John Osborne 

The production of John Osborne "Look Back in Anger" by the Royal Court Theatre in 1956 marked the opening of an important and new phase in 20th century English drama.

The Play is about Jimmy Porter a provincial graduate of humble social background married to a girl of an upper class family Alison Jimmy treats her with a mixture of self pity and sadism the play exploded on the english dramatic scene with enormous force because of the radically new kind of vitality in its dialogue. Its theme also managed to tuch the deepest anxieties and frustration of Britain's new educated class. This class the young people had grown up after the Second World War. They were the beneficiaries of the Education Act of 1944 and of the welfare state brought into being by the Labour government elected in 1945. They consisted generally of sons and daughters of parents of limited education and fairly humble social position.
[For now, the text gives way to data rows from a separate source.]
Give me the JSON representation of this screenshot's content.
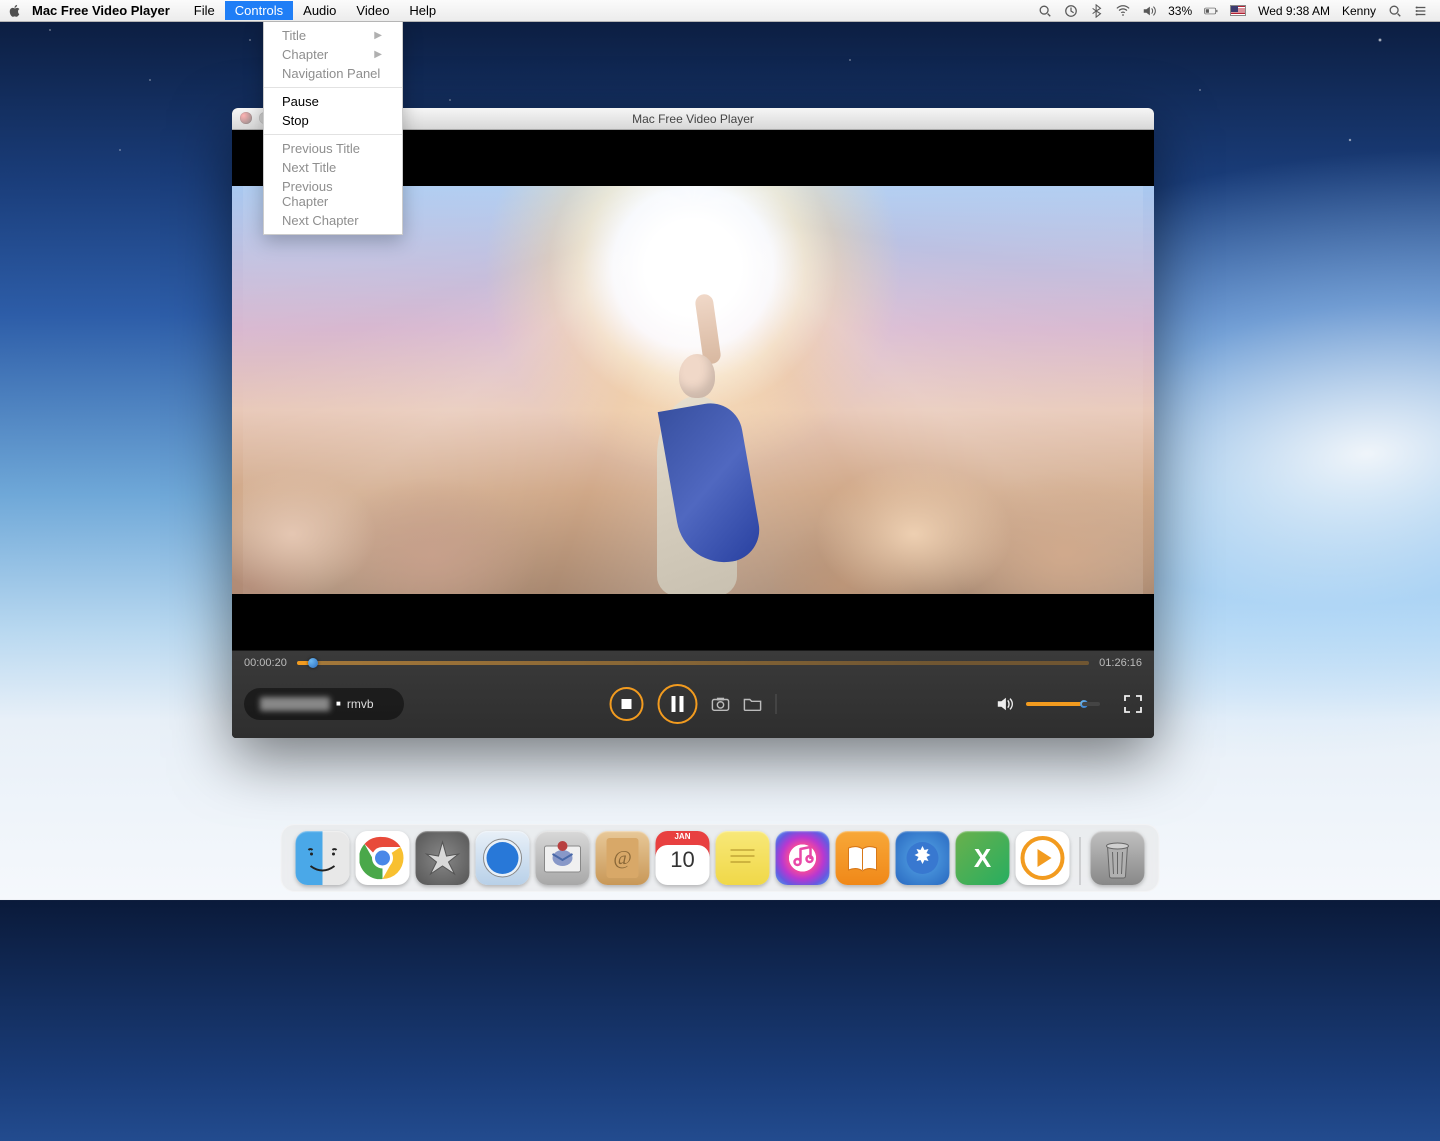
{
  "menubar": {
    "app_name": "Mac Free Video Player",
    "menus": [
      "File",
      "Controls",
      "Audio",
      "Video",
      "Help"
    ],
    "active_menu": "Controls",
    "status": {
      "battery": "33%",
      "datetime": "Wed 9:38 AM",
      "user": "Kenny"
    }
  },
  "dropdown": {
    "items": [
      {
        "label": "Title",
        "enabled": false,
        "submenu": true
      },
      {
        "label": "Chapter",
        "enabled": false,
        "submenu": true
      },
      {
        "label": "Navigation Panel",
        "enabled": false,
        "submenu": false
      },
      {
        "sep": true
      },
      {
        "label": "Pause",
        "enabled": true
      },
      {
        "label": "Stop",
        "enabled": true
      },
      {
        "sep": true
      },
      {
        "label": "Previous Title",
        "enabled": false
      },
      {
        "label": "Next Title",
        "enabled": false
      },
      {
        "label": "Previous Chapter",
        "enabled": false
      },
      {
        "label": "Next Chapter",
        "enabled": false
      }
    ]
  },
  "player": {
    "window_title": "Mac Free Video Player",
    "current_time": "00:00:20",
    "total_time": "01:26:16",
    "file_ext": "rmvb"
  },
  "dock": {
    "calendar": {
      "month": "JAN",
      "day": "10"
    },
    "green_label": "X"
  }
}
They had gone to a red-brick university not to Oxford and Cambridge and the state had paid their way. But on leaving university to look for a place in the world they found that the prizes were still reserved for those who went through the traditional public school plus Oxford education. The values by which society was governed were those of a backward looking establishment in which the raw product of a provincial university felt out of place.
They had expected a genuine meritocracy with important places available for these with education. But they found instead that the benefactions of the welfare state had fitted them to be misfits self conscious about their manners and background.

Osborne caught the mood of 1950's with accuracy. Self-pity is not admirable and sadism is even less so yet Osborne seems to hold Jimmy Porter up for our sympathetic understanding. The Play spoke for a generation and in doing so brought a new vitality to English drama. 

Post a Comment